-Aya for example will be remembered for her crying. That’s her most distinctive feature; crying over the cruelness of the world every 5 minutes. Until the finale, she otherwise feels like a generic naive girl in constant urge to be saved or kissed by a random bijin she fell in love within a fraction of a second.
-Toya is to the most part as cold and bitter as a half-drank cup of black coffee, hardly able to relate to and probably done deliberately so my ear drums will explode from the sound attacks.
-Aki is hardly a character. He is just there… and then he is no more; absorbed completely by Mikage before offering nothing to the story.
But to be honest, this anime has the title for the most developed and interesting hidden dark selves I know of. Ceres and Mikage are originally shown to be monsters but eventually you get to see why they are as they are and how they develop wonderfully throughout the series. It may feel rushed when it actually happens but it is still good.
VALUE SECTION: 3/10
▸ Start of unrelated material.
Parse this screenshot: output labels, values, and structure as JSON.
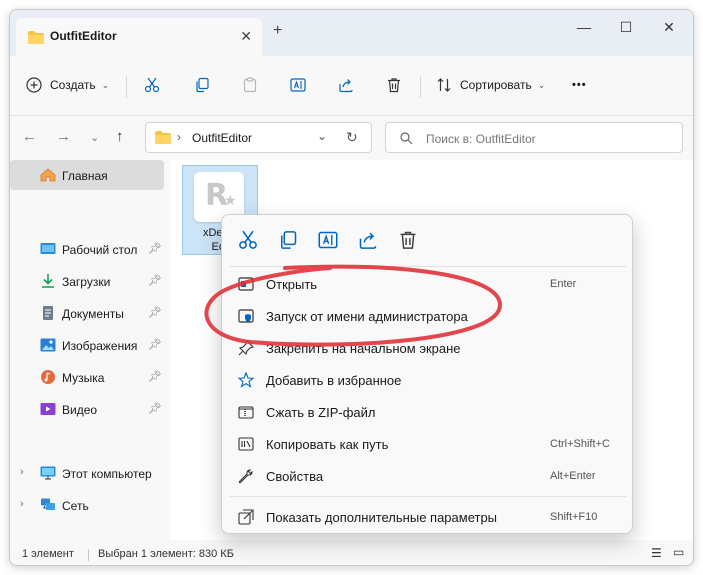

Analysis: Historical Value 1/3, Rewatchability 1/3, Memorability 1/4
Um, not much. It is ok the first time you watch it, with those cliffhangers constantly making you yearn for more. But the second time you will most likely skip most of it, especially towards the second half where the pacing-nobody-cares-about transforms into a turtle. And the premise in general has been used numerous times in later shows with better animation; so tough luck even there.
ENJOYMENT SECTION: 2/10
Good concept, bad pacing, bad animation, irritating personalities. Gets 1 out of 4. But if you are one of those Banshees, you will like it a looooooot more.